Storytelling – the simple kind where a small group of people sit in the dark and simply share wild and wonderful tales – is an inherent part of being human. In this instance, combining this instinct with improvisation, and audience interaction results in a story following a group of friends trying to find their way out of a plane crash. The audience is the group of friends, and Joe Strickland quietly narrates the set-up. Soon, Strickland introduces a chose-your-own-adventure type of moment that leads to many more. The concept is fun and the audience enthusiastically engages, but the execution raises questions about audience autonomy and the limits of improv.
In the wake of the #MeToo movement, the theatre industry interrogated rehearsal room dynamics and called for them to become ‘safe spaces’ where people are free from abuse. Whether or not productive change has actually occurred is up for debate, but this show proclaims that the concept of a safe rehearsal is highly subjective – what is safe for one person may not be for another. In this energetic and highly sensorial piece, actor/writer Rhys Hastings considers how growing up in an abusive home impacts all aspects of his life, including his acting work.
Ildiko is half German and half Hungarian. Rosie is half English and half Irish. The two women explore what this might mean, along with how culture, ancestry and migration, make us who we are. Their journey takes the form of an elegant cabaret similar to vintage variety TV shows. Traditional music and folk songs intersperse poignant extracts of personal narrative to make this moving patchwork of stories and anecdotes that make them who they are.

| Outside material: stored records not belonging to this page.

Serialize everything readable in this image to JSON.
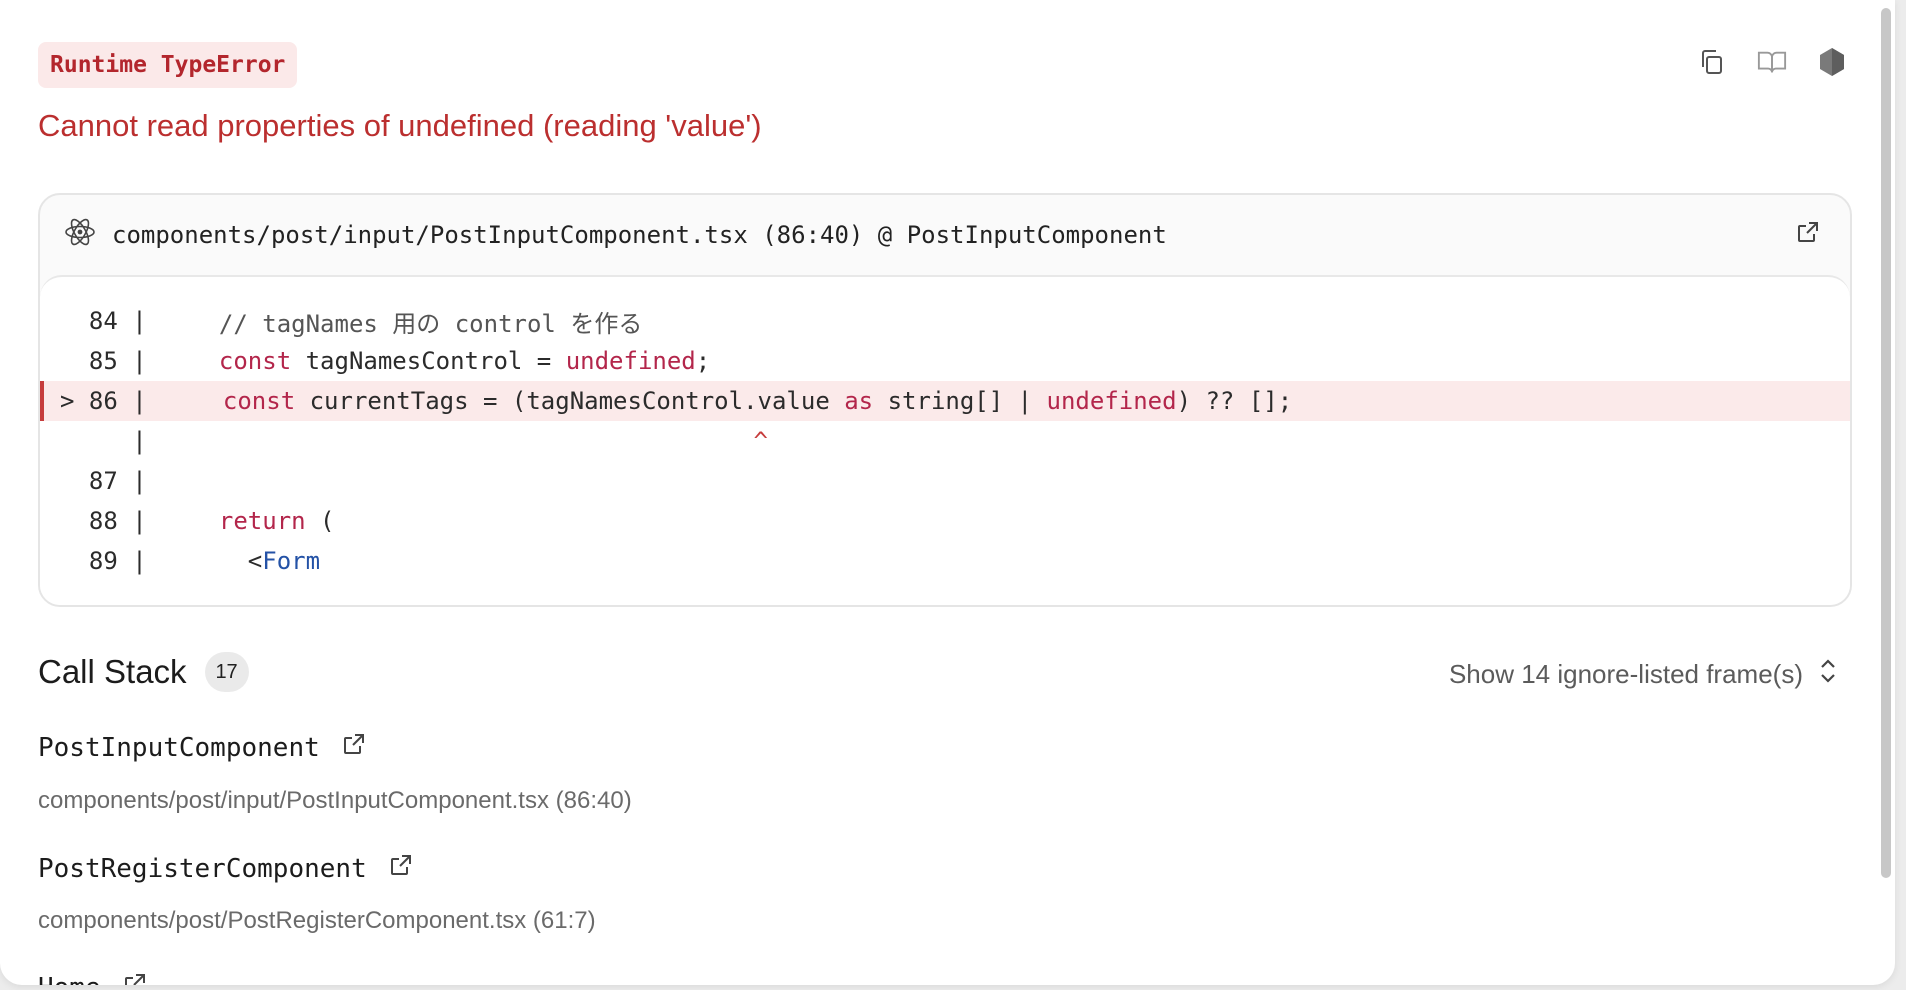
{
  "error": {
    "type_badge": "Runtime TypeError",
    "message": "Cannot read properties of undefined (reading 'value')"
  },
  "toolbar": {
    "icons": [
      "copy-icon",
      "docs-book-icon",
      "nextjs-hexagon-icon"
    ]
  },
  "code_frame": {
    "file_label": "components/post/input/PostInputComponent.tsx (86:40) @ PostInputComponent",
    "lines": [
      {
        "num": "  84 | ",
        "text": "  // tagNames 用の control を作る"
      },
      {
        "num": "  85 | ",
        "text": "  const tagNamesControl = undefined;"
      },
      {
        "num": "> 86 | ",
        "text": "  const currentTags = (tagNamesControl.value as string[] | undefined) ?? [];"
      },
      {
        "num": "     | ",
        "text": "                                       ^"
      },
      {
        "num": "  87 | ",
        "text": ""
      },
      {
        "num": "  88 | ",
        "text": "  return ("
      },
      {
        "num": "  89 | ",
        "text": "    <Form"
      }
    ]
  },
  "call_stack": {
    "title": "Call Stack",
    "count": "17",
    "show_ignored": "Show 14 ignore-listed frame(s)",
    "frames": [
      {
        "name": "PostInputComponent",
        "location": "components/post/input/PostInputComponent.tsx (86:40)"
      },
      {
        "name": "PostRegisterComponent",
        "location": "components/post/PostRegisterComponent.tsx (61:7)"
      },
      {
        "name": "Home",
        "location": ""
      }
    ]
  },
  "colors": {
    "error_red": "#bb2f2f",
    "badge_bg": "#fbe9e9",
    "highlight_bg": "#fbeaea",
    "keyword": "#b3264b",
    "jsx_tag": "#2452a6"
  }
}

This is my first show at the Vault Festival, which has been on hiatus until now since the pandemic started in 2020. London’s version of the Edinburgh Festival Fringe, this is a wonderful festival in the tunnels underneath Waterloo station that hosts almost 2 months’ worth of new shows, cabaret and stand-up comedy.
Project Atom Boi follows the story of Yuanzi (Xiaonan Wang), a doomer who, pressured by a self-indulgent Filmmaker (Francesca Marcolina), starts re-exploring the memories of her childhood in China. Yuanzi grew up in Factory 404, a Cold War ghost town in the Gansu province that was built in the fifties with the sole purpose of hosting a nuclear weapon. As Yuanzi travels back in time, we also meet her childhood best friend Erdan and her grandfather (both played by Kelvin Chan).
Originally from the Roddy Doyle book, which was also adapted into a wonderful Neil Jordan film, this is the latest touring version of the musical, The Commitments. Set in 1980’s Dublin, this is the story of a young band coming together to ‘bring soul’ to Ireland, before it all falls apart. Featuring a great soundtrack of soul songs, this has been around in some form in the UK for the last 10 years, and for good reason.